▶ [The problem] Set down all the data again. Change nothing.

--- Supplied material ---

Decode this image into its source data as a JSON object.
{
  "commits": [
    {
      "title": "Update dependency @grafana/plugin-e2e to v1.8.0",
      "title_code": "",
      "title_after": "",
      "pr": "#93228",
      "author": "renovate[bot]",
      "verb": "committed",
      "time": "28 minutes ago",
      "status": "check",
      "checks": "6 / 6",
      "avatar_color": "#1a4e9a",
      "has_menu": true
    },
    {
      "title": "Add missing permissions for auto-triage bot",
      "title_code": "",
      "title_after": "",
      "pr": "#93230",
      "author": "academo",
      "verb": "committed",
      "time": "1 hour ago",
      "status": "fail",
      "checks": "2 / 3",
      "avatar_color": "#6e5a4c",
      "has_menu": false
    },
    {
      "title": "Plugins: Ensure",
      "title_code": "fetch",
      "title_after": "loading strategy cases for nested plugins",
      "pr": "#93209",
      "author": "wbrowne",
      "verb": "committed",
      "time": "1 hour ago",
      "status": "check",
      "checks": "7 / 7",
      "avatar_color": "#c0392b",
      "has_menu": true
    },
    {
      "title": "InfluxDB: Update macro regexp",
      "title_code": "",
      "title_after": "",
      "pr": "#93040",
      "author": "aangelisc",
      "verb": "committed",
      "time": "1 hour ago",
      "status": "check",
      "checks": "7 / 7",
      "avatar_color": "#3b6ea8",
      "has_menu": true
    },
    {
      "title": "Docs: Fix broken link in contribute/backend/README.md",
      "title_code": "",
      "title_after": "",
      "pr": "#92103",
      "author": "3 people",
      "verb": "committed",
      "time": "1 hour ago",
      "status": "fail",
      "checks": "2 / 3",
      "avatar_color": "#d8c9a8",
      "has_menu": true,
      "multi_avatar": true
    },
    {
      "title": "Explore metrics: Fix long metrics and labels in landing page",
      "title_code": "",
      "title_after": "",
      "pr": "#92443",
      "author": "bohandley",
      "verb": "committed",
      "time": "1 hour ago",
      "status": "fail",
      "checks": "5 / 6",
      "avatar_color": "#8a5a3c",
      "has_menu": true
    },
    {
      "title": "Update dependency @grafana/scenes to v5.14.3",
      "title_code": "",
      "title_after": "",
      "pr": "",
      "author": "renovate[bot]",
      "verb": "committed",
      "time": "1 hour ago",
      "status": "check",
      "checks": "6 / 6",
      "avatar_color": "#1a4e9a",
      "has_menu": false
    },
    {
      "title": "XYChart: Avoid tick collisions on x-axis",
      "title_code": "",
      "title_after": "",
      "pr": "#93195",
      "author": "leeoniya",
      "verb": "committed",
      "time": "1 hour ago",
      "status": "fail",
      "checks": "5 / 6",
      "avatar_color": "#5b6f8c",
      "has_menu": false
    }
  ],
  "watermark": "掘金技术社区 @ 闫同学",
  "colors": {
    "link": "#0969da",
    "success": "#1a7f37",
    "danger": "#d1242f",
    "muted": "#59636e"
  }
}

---

▶ [Solved problem]
Decode this image into its source data as a JSON object.
{
  "commits": [
    {
      "title": "Update dependency @grafana/plugin-e2e to v1.8.0",
      "title_code": "",
      "title_after": "",
      "pr": "#93228",
      "author": "renovate[bot]",
      "verb": "committed",
      "time": "28 minutes ago",
      "status": "check",
      "checks": "6 / 6",
      "avatar_color": "#1a4e9a",
      "has_menu": true
    },
    {
      "title": "Add missing permissions for auto-triage bot",
      "title_code": "",
      "title_after": "",
      "pr": "#93230",
      "author": "academo",
      "verb": "committed",
      "time": "1 hour ago",
      "status": "fail",
      "checks": "2 / 3",
      "avatar_color": "#6e5a4c",
      "has_menu": false
    },
    {
      "title": "Plugins: Ensure",
      "title_code": "fetch",
      "title_after": "loading strategy cases for nested plugins",
      "pr": "#93209",
      "author": "wbrowne",
      "verb": "committed",
      "time": "1 hour ago",
      "status": "check",
      "checks": "7 / 7",
      "avatar_color": "#c0392b",
      "has_menu": true
    },
    {
      "title": "InfluxDB: Update macro regexp",
      "title_code": "",
      "title_after": "",
      "pr": "#93040",
      "author": "aangelisc",
      "verb": "committed",
      "time": "1 hour ago",
      "status": "check",
      "checks": "7 / 7",
      "avatar_color": "#3b6ea8",
      "has_menu": true
    },
    {
      "title": "Docs: Fix broken link in contribute/backend/README.md",
      "title_code": "",
      "title_after": "",
      "pr": "#92103",
      "author": "3 people",
      "verb": "committed",
      "time": "1 hour ago",
      "status": "fail",
      "checks": "2 / 3",
      "avatar_color": "#d8c9a8",
      "has_menu": true,
      "multi_avatar": true
    },
    {
      "title": "Explore metrics: Fix long metrics and labels in landing page",
      "title_code": "",
      "title_after": "",
      "pr": "#92443",
      "author": "bohandley",
      "verb": "committed",
      "time": "1 hour ago",
      "status": "fail",
      "checks": "5 / 6",
      "avatar_color": "#8a5a3c",
      "has_menu": true
    },
    {
      "title": "Update dependency @grafana/scenes to v5.14.3",
      "title_code": "",
      "title_after": "",
      "pr": "",
      "author": "renovate[bot]",
      "verb": "committed",
      "time": "1 hour ago",
      "status": "check",
      "checks": "6 / 6",
      "avatar_color": "#1a4e9a",
      "has_menu": false
    },
    {
      "title": "XYChart: Avoid tick collisions on x-axis",
      "title_code": "",
      "title_after": "",
      "pr": "#93195",
      "author": "leeoniya",
      "verb": "committed",
      "time": "1 hour ago",
      "status": "fail",
      "checks": "5 / 6",
      "avatar_color": "#5b6f8c",
      "has_menu": false
    }
  ],
  "watermark": "掘金技术社区 @ 闫同学",
  "colors": {
    "link": "#0969da",
    "success": "#1a7f37",
    "danger": "#d1242f",
    "muted": "#59636e"
  }
}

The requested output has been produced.